The number 10 reminds us of the power, strength, and importance of God in our lives. It reminds us of the covenant we have with Him and the sacrifices we need to make in order to honor that covenant. The Passover Lamb ceremony helps us to remember this symbolism and reflect on the significance of these numbers and events in our own lives.
FAQs: What Does Passover Lamb Symbolize?
1. What is the significance of the Passover lamb?
The Passover lamb is a symbol of the Israelites’ protection and deliverance from the angel of death during the exodus from Egypt.
2. How is the Passover lamb prepared?
The lamb is selected and prepared with special instructions, roasted whole, and eaten by the family during the Passover seder.
3. What does the lamb’s blood represent?
The lamb’s blood symbolizes the Israelites’ faith in God and willingness to follow His commandments, including the marking of their homes to be spared from death.
4. Can any animal be used during Passover?
No, only a lamb that meets specific requirements outlined in the Torah can be used during Passover.
5. What is the connection between Passover and Jesus Christ?
Jesus Christ is often referred to as the “Lamb of God,” and His sacrifice is believed to have eternal significance in Christian theology.
6. How has the symbolism of the Passover lamb evolved over time?
The Passover lamb has been interpreted in various ways throughout history, including as a symbol of sacrifice, rebirth, and spiritual renewal.
7. Do all Jewish people still observe the Passover lamb tradition?
While some Jewish people still observe the Passover lamb tradition, many have adapted the ritual to meet modern-day needs and preferences.
Closing Thoughts: Thanks for Reading!

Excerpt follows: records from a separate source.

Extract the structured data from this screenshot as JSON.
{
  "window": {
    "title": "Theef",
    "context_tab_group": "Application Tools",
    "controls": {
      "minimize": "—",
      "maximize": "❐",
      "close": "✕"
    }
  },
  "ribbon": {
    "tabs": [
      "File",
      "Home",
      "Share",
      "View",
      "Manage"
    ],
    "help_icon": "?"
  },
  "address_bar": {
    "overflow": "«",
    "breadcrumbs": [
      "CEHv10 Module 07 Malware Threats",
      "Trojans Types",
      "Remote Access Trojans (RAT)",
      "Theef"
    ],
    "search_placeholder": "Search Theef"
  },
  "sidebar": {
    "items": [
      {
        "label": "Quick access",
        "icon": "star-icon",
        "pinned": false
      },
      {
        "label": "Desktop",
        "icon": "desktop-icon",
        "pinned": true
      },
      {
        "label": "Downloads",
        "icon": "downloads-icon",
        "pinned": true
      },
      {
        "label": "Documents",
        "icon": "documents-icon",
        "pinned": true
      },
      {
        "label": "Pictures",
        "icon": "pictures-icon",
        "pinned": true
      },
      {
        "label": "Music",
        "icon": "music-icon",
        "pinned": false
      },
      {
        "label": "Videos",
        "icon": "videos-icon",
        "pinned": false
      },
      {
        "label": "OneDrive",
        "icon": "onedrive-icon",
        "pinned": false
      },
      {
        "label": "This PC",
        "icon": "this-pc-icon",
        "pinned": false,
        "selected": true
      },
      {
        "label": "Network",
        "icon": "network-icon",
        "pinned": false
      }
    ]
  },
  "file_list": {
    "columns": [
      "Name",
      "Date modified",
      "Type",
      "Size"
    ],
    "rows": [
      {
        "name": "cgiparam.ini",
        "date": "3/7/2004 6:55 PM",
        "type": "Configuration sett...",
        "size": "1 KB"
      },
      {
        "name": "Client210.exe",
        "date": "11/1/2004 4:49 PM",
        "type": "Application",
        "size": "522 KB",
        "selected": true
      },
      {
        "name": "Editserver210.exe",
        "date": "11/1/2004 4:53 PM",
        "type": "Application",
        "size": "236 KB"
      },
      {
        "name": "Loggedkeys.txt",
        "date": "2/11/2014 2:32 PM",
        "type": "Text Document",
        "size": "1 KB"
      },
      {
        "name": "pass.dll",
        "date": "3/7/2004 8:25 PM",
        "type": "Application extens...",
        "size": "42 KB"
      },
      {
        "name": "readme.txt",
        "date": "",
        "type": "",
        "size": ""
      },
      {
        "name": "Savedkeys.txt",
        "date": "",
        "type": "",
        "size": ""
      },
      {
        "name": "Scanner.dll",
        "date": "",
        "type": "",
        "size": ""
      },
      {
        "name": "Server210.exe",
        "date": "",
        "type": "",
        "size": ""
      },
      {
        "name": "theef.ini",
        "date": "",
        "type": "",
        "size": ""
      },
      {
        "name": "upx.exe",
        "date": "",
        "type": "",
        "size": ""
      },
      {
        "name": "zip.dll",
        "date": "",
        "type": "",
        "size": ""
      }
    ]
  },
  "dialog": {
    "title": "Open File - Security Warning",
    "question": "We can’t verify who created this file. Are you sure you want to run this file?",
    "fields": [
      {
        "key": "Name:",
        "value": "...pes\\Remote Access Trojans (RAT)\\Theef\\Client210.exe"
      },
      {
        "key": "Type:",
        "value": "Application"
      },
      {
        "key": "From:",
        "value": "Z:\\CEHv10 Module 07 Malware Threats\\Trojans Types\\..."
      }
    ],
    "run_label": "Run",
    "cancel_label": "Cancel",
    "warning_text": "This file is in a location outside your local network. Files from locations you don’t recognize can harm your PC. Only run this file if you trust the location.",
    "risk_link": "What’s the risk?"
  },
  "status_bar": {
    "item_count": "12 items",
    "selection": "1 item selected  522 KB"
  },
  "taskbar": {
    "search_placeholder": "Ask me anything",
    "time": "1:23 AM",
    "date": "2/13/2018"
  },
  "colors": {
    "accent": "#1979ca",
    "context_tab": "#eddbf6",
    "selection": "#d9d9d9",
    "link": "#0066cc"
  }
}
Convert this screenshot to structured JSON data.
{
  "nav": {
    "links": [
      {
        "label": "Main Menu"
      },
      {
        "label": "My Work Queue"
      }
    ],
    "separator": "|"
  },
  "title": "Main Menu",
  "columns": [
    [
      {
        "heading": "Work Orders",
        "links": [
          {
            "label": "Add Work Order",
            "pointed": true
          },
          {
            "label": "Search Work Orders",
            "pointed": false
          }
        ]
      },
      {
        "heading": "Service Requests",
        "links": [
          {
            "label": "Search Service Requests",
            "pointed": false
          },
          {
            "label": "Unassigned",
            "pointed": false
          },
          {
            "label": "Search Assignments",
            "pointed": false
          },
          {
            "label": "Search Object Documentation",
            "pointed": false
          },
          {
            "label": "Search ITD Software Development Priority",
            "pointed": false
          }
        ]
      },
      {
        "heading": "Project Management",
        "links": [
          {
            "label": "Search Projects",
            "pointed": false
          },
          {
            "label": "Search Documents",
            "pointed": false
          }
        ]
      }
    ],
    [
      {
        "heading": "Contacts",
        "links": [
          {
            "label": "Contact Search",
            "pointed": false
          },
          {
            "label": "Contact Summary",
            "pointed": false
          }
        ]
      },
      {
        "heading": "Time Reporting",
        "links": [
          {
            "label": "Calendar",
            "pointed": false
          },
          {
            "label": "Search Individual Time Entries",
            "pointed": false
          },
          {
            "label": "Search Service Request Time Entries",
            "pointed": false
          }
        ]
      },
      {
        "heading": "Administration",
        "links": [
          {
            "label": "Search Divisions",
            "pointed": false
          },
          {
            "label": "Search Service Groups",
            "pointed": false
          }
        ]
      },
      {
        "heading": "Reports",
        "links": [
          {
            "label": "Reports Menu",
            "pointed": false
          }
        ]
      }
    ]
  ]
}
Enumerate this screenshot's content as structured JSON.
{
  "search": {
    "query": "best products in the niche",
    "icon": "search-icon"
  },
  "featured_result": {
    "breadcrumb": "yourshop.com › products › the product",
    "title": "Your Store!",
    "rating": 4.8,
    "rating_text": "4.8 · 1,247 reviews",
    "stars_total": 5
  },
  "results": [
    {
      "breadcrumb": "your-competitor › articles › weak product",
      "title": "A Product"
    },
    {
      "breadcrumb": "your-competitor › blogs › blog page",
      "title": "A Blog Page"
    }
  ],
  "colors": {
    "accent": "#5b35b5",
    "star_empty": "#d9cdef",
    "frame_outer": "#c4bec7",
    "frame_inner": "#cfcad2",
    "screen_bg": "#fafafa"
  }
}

We hope this information helped answer your questions about what the Passover lamb symbolizes. Whether you observe Passover or just want to learn more about the rich history and traditions of Judaism, we invite you to return for more insightful articles. Thanks for reading, and we look forward to having you visit us again soon!